In this tactical analysis I will be using the vocabulary I developed in my guidebook to middle-distance tactics, available here on thcson.com. This time I will analyze men’s round 1 and heat 2 at the London Olympics.
Race video on YouTube
Determined by season bests as reported in the start lists.
Average contestants: Driouch, Brannen, Bustos, Özbilen, Baddeley, Aarrass, Wolde, Wheating
Underdogs: Sandells, Shaween (although his 3.31 record from 2011 might justify a move to the upper categories), Jurkevics, Mohamed
This heat also included one inferior runner who fell behind early.
This heat was somewhere between slow and fast, with split times 57,81 – 2.00,03 – 2.58,57.
Two runners starting at opposite sides of the track are of interest in this start. Sandells starts on the inside and seems to make a deliberate acceleration to the front. He clearly would be very tightly boxed in had he allowed Bustos to take the lead. His pre-race strategy must be to avoid being boxed in and he carries it out successfully. Wheating, starting on the outside as number 14, wisely utilizes the space left open by runners 9-13 as they push inward too early. Wheating doesn’t start very fast but looks to his left, sees that the field is four runners wide there and decides to move up to second place as the curve begins. This illustrates how outside starters can make tactical decisions in the start while inside runners cannot.
The jog is uneventful in this race, as Sandells leads the field. It’s interesting to contrast the tactics employed by the underdogs Sandells, Shaween and Jurkevics in the jog. Sandells stays in front, keeps a steady, slow pace and makes no effort to get away from his position. For an underdog in the lead this is probably the worst possible tactic. Jurkevics on the other hand runs restlessly on the outside, often moving outward instead of inward. He spends a lot of extra energy particularly in the curves 500-600 and 700-800. A favorite such as Kiplagat can afford this, but an underdog can not. Shaween ends up in third place in the red queue and stays there throughout the jog, exactly as an underdog should.
Sandells accelerates the pace in the surge to stay in front. At this point of the race this might be the only possibly tactic for him. If the runner beside him had been pre-race favorite Kiplagat from 1000-1100, then the right tactical move for Sandells would certainly have been to let Kiplagat take the lead and try to follow him.
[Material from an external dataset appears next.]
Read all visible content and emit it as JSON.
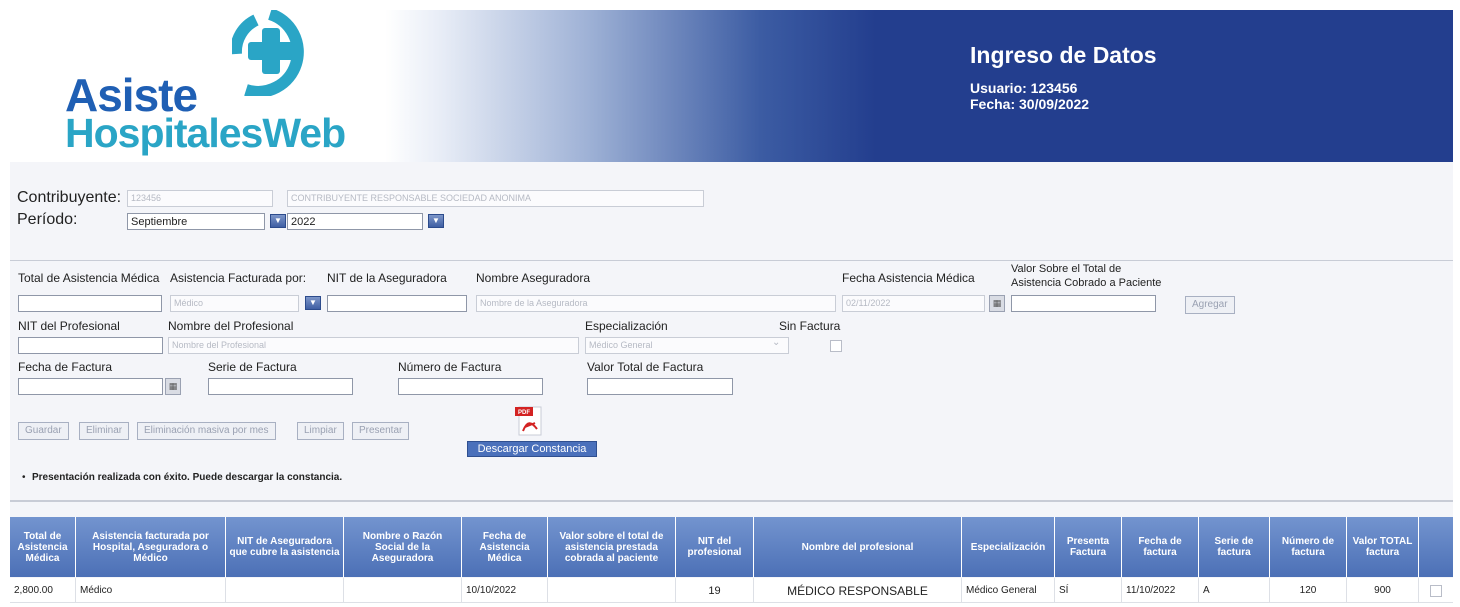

But Kiplagat stayed on the outside in third or fourth place in the surge, with no intention to take the lead.
This heat is so fast that the sprint is not crowded. The top runners pass Sandells with ease and the qualifiers clearly separate themselves from the rest. Shaween’s patience is impressive from 1200-1300 as he remains in lane 1 behind Sandells to the end of the straight. He takes the risk that he might be stuck behind a former leader in the curve. This could have been costly since Sandells fades badly in the second sprint.
I would think that Shaween’s calm derives from the way he’s feeling – he’s clearly a capable sprinter with a lot of strength left. But also, this is a heat where the six first runners go through by right, and a heat which has been run at a reasonable pace, so the odds are good that he will have enough time and room to move into the top six even if he has to pass Sandells in the curve.
Wheating is not as calm as Shaween when he chooses to move out at 1150 instead of in, where a place behind Bustos is waiting for him. Wheating runs the entire lap in lanes 2 and 3 and actually qualifies for the next round with his time. He doesn’t seem to have the ability to switch pace quickly, since his closest opponents clearly accelerate away from him at 1200. But he does maintain his speed better through the long sprint. Runners whose strength is maintaining speed may indeed need to be on the outside in the sprint where there’s less chance of disturbance.